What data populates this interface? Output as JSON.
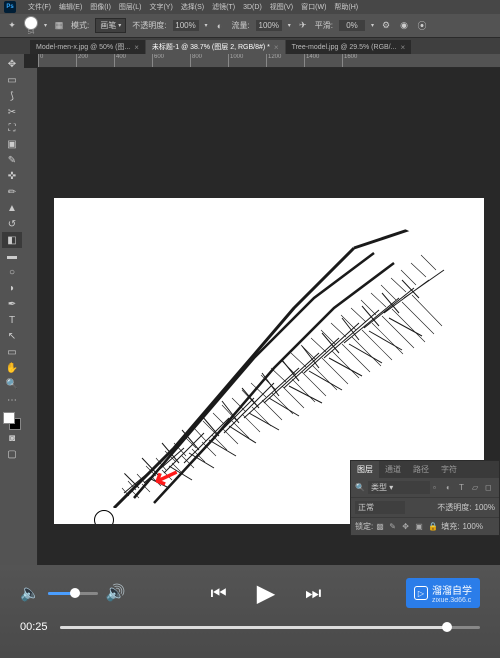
{
  "menubar": {
    "items": [
      "文件(F)",
      "编辑(E)",
      "图像(I)",
      "图层(L)",
      "文字(Y)",
      "选择(S)",
      "滤镜(T)",
      "3D(D)",
      "视图(V)",
      "窗口(W)",
      "帮助(H)"
    ]
  },
  "optbar": {
    "size": "54",
    "mode_label": "模式:",
    "mode_value": "画笔",
    "opacity_label": "不透明度:",
    "opacity_value": "100%",
    "flow_label": "流量:",
    "flow_value": "100%",
    "smooth_label": "平滑:",
    "smooth_value": "0%"
  },
  "tabs": [
    {
      "label": "Model-men-x.jpg @ 50% (图...",
      "active": false
    },
    {
      "label": "未标题-1 @ 38.7% (图层 2, RGB/8#) *",
      "active": true
    },
    {
      "label": "Tree-model.jpg @ 29.5% (RGB/...",
      "active": false
    }
  ],
  "ruler": {
    "marks": [
      "0",
      "200",
      "400",
      "600",
      "800",
      "1000",
      "1200",
      "1400",
      "1600"
    ]
  },
  "panels": {
    "tabs": [
      "图层",
      "通道",
      "路径",
      "字符"
    ],
    "type_label": "类型",
    "blend": "正常",
    "opacity_label": "不透明度:",
    "opacity_value": "100%",
    "lock_label": "锁定:",
    "fill_label": "填充:",
    "fill_value": "100%"
  },
  "video": {
    "time": "00:25",
    "brand": "溜溜自学",
    "brand_sub": "zixue.3d66.c"
  }
}
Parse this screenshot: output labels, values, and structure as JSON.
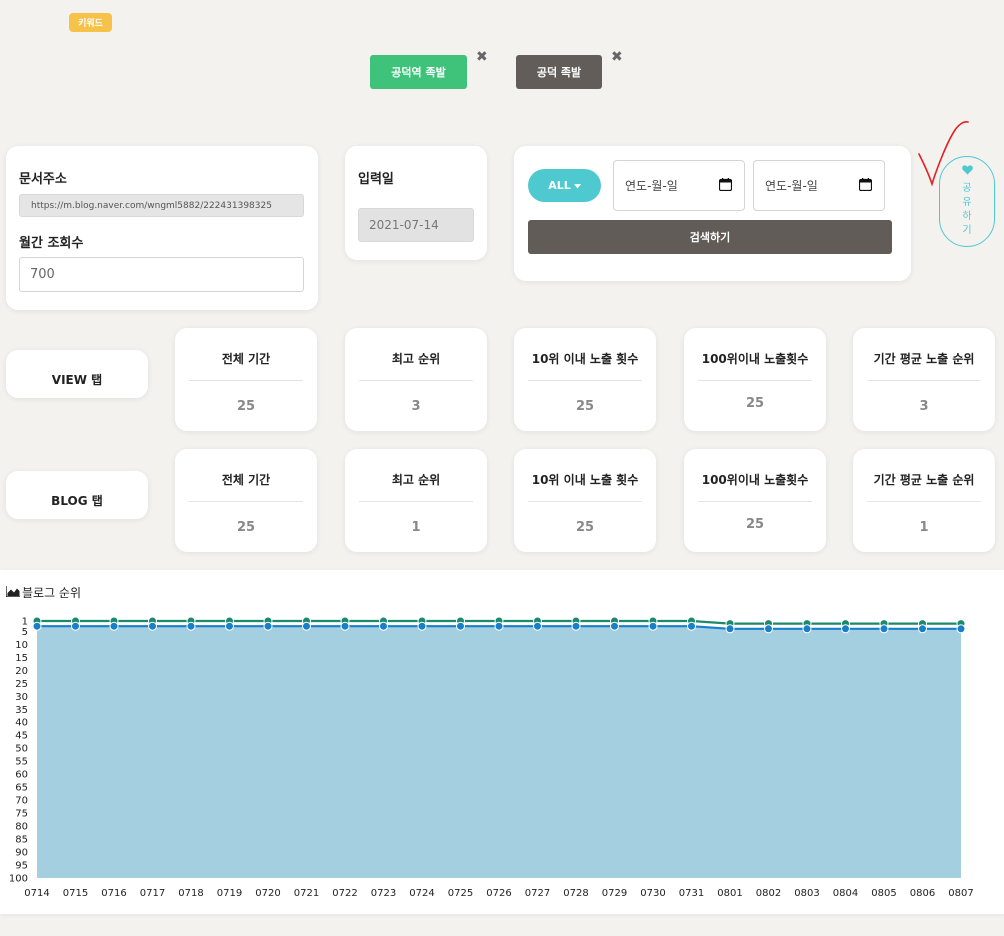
{
  "keyword_badge": "키워드",
  "keywords": [
    {
      "label": "공덕역 족발",
      "color": "#3fc27a",
      "remove": "✖"
    },
    {
      "label": "공덕 족발",
      "color": "#625d58",
      "remove": "✖"
    }
  ],
  "doc_info": {
    "url_label": "문서주소",
    "url_value": "https://m.blog.naver.com/wngml5882/222431398325",
    "views_label": "월간 조회수",
    "views_value": "700"
  },
  "input_date": {
    "label": "입력일",
    "value": "2021-07-14"
  },
  "filter": {
    "all_label": "ALL",
    "start_placeholder": "연도-월-일",
    "end_placeholder": "연도-월-일",
    "search_label": "검색하기"
  },
  "share": {
    "chars": [
      "공",
      "유",
      "하",
      "기"
    ],
    "accent": "#4fc9d0"
  },
  "stat_titles": [
    "전체 기간",
    "최고 순위",
    "10위 이내 노출 횟수",
    "100위이내 노출횟수",
    "기간 평균 노출 순위"
  ],
  "view_tab": {
    "label": "VIEW 탭",
    "values": [
      "25",
      "3",
      "25",
      "25",
      "3"
    ]
  },
  "blog_tab": {
    "label": "BLOG 탭",
    "values": [
      "25",
      "1",
      "25",
      "25",
      "1"
    ]
  },
  "chart_title": "블로그 순위",
  "chart_data": {
    "type": "area",
    "title": "블로그 순위",
    "categories": [
      "0714",
      "0715",
      "0716",
      "0717",
      "0718",
      "0719",
      "0720",
      "0721",
      "0722",
      "0723",
      "0724",
      "0725",
      "0726",
      "0727",
      "0728",
      "0729",
      "0730",
      "0731",
      "0801",
      "0802",
      "0803",
      "0804",
      "0805",
      "0806",
      "0807"
    ],
    "y_ticks": [
      1,
      5,
      10,
      15,
      20,
      25,
      30,
      35,
      40,
      45,
      50,
      55,
      60,
      65,
      70,
      75,
      80,
      85,
      90,
      95,
      100
    ],
    "ylim": [
      1,
      100
    ],
    "y_reversed": true,
    "series": [
      {
        "color": "#1a8a6a",
        "values": [
          1,
          1,
          1,
          1,
          1,
          1,
          1,
          1,
          1,
          1,
          1,
          1,
          1,
          1,
          1,
          1,
          1,
          1,
          2,
          2,
          2,
          2,
          2,
          2,
          2
        ]
      },
      {
        "color": "#1a7fc9",
        "values": [
          3,
          3,
          3,
          3,
          3,
          3,
          3,
          3,
          3,
          3,
          3,
          3,
          3,
          3,
          3,
          3,
          3,
          3,
          4,
          4,
          4,
          4,
          4,
          4,
          4
        ]
      }
    ],
    "fill_color": "#a3cfe0"
  }
}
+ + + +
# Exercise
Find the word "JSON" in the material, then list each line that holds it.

# Response to this exercise
What data populates this interface? Output as JSON.
Parse this screenshot: output labels, values, and structure as JSON.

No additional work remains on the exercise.